Work resumed today on the 1940 Hallicrafters radio. I replaced the 4 remaining original 600 volt capacitors, the last of the original components to replace. I still have some speaker wiring to do, but I was getting close to the initial power-up testing. Since these radios use high voltages and a lot of crisscrossing bare wires, I carefully inspected the components and all connections with my magnifying visor to ensure that there were no crossed connections that could create a short circuit.

For the initial testing of vintage electronics, it's best to gradually increase voltage instead of simply switching it on. If a component is connected improperly, or if a short circuit exists, it could overhead and create a fire quickly. If an electrolytic capacitor is connected backwards, it can easily explode. To avoid these problems, professional restorers use a device called a variac to gradually turn up voltage. Since this may be my only electronics restoration project, I didn't want to invest in a variac, so I built the "poor-man's Variac" - a Dim Bulb Tester (http://antiqueradio.org/dimbulb.htm).

A Dim Bulb Tester (http://antiqueradio.org/dimbulb.htm) simply places an incandescent bulb in series with the circuit load. This reduces the current to the device being tested. If a short circuit exists in the radio, the bulb would burn brightly, and the tester could be quickly switched off before damage occurs. Testing begins with low wattage bulbs, gradually increasing the wattage of the bulb until the radio is at full voltage. You can see my Dim Bulb Tester in the picture below, to my right.

So far, there are no explosions or fires to report. I'm still in the process of validating the various output voltages from the transformer.
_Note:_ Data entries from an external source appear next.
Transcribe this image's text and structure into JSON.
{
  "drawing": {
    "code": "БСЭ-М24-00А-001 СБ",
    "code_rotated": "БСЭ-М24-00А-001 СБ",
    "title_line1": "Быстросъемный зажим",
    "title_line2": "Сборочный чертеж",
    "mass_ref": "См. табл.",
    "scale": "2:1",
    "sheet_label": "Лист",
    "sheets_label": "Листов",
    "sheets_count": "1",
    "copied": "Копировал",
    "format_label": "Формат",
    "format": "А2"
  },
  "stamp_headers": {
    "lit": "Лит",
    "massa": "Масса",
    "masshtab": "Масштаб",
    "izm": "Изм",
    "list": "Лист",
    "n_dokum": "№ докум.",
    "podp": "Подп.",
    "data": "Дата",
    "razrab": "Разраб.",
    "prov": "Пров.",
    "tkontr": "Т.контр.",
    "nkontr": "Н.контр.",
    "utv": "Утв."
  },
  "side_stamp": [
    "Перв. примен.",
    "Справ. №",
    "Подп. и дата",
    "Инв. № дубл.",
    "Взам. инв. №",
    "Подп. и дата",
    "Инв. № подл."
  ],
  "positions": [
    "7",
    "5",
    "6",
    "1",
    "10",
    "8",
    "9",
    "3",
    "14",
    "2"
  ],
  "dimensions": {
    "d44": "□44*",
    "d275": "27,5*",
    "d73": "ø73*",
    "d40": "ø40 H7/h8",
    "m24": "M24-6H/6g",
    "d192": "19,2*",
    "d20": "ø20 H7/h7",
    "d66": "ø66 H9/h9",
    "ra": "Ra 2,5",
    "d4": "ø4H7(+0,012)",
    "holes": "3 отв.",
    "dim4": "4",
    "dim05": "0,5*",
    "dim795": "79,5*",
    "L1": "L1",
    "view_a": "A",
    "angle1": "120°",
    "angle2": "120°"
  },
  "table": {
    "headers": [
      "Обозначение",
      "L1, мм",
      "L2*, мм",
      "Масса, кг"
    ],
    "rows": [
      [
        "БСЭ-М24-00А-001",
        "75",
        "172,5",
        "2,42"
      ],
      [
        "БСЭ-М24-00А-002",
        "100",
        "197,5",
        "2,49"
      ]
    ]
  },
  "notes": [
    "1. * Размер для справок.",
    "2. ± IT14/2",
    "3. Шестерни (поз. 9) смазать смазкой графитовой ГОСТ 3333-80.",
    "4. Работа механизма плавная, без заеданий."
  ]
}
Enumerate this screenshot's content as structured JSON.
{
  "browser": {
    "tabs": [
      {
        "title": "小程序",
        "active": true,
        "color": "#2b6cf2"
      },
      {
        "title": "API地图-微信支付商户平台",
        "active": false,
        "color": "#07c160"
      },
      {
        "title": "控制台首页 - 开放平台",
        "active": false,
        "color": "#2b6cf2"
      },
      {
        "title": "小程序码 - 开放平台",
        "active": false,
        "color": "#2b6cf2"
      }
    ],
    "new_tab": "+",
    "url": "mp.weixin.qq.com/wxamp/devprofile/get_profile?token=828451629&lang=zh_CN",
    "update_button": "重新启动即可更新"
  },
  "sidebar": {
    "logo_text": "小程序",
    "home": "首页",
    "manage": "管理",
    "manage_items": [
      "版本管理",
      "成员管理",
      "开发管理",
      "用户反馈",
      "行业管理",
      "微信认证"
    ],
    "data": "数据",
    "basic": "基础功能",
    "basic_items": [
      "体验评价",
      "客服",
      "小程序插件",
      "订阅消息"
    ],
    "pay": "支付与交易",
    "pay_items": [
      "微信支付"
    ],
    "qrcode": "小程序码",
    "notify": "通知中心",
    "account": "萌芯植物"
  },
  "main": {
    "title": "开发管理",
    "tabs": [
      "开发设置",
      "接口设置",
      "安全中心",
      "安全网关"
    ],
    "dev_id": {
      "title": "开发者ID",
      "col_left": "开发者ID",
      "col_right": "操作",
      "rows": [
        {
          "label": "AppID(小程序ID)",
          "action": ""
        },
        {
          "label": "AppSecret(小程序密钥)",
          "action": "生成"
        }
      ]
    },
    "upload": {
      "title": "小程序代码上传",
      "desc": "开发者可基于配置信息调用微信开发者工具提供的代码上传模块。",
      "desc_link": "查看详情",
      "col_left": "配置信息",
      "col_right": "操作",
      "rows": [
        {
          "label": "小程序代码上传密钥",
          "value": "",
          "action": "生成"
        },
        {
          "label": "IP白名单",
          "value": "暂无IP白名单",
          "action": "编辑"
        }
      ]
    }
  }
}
Tomorrow I should be ready to place the first tube into the radio, the rectifier tube. Like the rectifiers in our motorcycles, this tube converts the AC to DC. If the DC voltage from this tube is within spec, more tubes will be added. I'm still likely a few weeks from connecting an antenna wire to test for sound, but I'm in no hurry.

Below is a pic of the initial power-up testing, with the dim bulb tester to my right and my pocket oscilloscope above the radio.


01-19-2014, 03:53 PM
"Like" :)

01-20-2014, 07:20 PM
That is slick! I like your pocket scope.

05-11-2014, 04:41 AM
No Longer Available